◆ **Directions**:
Narrow the data below down to the lines containing "Schema".
### Records for the exercise ###
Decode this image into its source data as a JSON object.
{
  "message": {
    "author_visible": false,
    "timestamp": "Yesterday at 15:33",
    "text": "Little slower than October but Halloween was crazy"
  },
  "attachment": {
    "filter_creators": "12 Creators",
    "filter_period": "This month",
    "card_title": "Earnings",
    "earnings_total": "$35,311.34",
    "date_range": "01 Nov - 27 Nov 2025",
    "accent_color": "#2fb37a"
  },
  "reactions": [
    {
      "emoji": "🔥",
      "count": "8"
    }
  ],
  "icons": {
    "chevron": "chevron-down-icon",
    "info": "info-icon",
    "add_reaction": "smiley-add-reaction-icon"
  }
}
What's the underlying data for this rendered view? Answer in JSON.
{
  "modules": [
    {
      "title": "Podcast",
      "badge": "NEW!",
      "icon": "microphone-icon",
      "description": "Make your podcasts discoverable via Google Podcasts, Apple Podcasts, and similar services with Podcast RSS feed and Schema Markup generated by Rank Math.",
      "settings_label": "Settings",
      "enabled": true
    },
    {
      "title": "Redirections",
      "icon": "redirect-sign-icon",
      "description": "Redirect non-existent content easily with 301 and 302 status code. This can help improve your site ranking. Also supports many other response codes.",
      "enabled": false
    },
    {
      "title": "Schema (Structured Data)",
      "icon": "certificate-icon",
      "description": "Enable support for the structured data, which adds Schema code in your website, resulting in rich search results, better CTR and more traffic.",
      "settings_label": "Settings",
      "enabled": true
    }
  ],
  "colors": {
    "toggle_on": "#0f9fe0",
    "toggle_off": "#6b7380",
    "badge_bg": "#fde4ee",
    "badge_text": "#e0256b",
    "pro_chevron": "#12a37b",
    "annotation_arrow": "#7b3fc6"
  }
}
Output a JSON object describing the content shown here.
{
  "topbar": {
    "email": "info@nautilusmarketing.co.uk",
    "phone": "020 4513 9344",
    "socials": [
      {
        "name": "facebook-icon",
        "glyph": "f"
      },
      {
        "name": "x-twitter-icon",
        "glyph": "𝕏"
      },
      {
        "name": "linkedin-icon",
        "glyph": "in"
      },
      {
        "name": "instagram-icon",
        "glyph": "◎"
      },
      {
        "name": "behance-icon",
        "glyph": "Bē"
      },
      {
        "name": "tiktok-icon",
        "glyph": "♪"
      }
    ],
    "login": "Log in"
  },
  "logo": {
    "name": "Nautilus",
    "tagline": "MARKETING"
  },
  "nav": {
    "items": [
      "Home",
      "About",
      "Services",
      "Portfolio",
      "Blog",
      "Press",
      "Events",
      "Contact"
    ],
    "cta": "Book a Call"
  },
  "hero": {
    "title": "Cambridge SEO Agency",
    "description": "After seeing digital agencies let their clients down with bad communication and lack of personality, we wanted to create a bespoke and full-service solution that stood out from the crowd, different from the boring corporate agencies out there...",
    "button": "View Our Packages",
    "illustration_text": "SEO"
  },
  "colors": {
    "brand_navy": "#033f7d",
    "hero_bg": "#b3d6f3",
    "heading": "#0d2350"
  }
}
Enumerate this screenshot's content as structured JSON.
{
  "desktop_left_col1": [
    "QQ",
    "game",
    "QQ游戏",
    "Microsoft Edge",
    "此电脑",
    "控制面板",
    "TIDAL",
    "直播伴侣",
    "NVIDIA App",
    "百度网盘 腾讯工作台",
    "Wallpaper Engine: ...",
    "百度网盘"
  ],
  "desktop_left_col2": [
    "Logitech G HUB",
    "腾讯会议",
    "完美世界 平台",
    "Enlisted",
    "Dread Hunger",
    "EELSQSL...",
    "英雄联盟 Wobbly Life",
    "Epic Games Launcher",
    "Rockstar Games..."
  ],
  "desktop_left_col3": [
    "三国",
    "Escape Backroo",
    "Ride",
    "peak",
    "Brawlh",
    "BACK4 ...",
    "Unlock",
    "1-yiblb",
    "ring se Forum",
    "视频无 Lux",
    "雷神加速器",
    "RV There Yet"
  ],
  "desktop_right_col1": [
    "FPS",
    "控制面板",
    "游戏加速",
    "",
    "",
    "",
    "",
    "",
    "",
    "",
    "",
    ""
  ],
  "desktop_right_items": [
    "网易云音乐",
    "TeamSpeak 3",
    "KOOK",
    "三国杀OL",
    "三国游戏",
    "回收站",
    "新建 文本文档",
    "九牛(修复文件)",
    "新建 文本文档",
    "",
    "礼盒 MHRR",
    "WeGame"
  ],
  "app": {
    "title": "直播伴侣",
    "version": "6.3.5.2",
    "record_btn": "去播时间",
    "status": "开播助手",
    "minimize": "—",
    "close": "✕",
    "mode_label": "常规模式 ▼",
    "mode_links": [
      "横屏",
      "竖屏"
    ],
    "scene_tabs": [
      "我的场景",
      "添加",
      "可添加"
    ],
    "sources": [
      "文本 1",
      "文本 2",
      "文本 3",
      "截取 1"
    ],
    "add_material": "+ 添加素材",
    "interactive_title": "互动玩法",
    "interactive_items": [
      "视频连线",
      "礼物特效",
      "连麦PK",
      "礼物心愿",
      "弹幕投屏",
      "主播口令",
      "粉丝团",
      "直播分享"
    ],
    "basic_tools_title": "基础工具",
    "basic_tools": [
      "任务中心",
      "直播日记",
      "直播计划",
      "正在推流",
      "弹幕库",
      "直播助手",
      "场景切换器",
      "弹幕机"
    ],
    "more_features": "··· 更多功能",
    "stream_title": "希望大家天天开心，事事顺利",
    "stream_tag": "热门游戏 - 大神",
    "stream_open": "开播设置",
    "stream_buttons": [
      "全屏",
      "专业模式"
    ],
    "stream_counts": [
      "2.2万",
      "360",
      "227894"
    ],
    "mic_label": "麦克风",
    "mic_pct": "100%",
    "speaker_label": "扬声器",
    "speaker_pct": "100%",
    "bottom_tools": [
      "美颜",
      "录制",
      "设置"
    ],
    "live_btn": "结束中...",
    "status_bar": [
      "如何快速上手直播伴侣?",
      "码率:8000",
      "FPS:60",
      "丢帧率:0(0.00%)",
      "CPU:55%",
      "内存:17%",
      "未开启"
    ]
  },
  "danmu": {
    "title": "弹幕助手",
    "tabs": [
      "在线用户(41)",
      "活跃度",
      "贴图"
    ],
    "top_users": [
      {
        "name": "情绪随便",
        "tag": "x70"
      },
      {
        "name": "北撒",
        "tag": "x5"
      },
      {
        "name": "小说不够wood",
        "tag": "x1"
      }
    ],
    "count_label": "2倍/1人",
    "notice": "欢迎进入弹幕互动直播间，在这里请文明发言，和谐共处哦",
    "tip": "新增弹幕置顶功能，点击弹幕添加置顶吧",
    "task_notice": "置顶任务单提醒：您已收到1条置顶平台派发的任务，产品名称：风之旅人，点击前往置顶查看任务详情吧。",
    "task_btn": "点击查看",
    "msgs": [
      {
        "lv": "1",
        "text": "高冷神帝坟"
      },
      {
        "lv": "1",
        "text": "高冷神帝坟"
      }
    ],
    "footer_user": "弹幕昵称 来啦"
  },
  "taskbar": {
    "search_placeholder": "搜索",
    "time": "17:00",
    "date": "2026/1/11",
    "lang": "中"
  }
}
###
◆ **Response box**:
      "description": "Make your podcasts discoverable via Google Podcasts, Apple Podcasts, and similar services with Podcast RSS feed and Schema Markup generated by Rank Math.",
      "title": "Schema (Structured Data)",
      "description": "Enable support for the structured data, which adds Schema code in your website, resulting in rich search results, better CTR and more traffic.",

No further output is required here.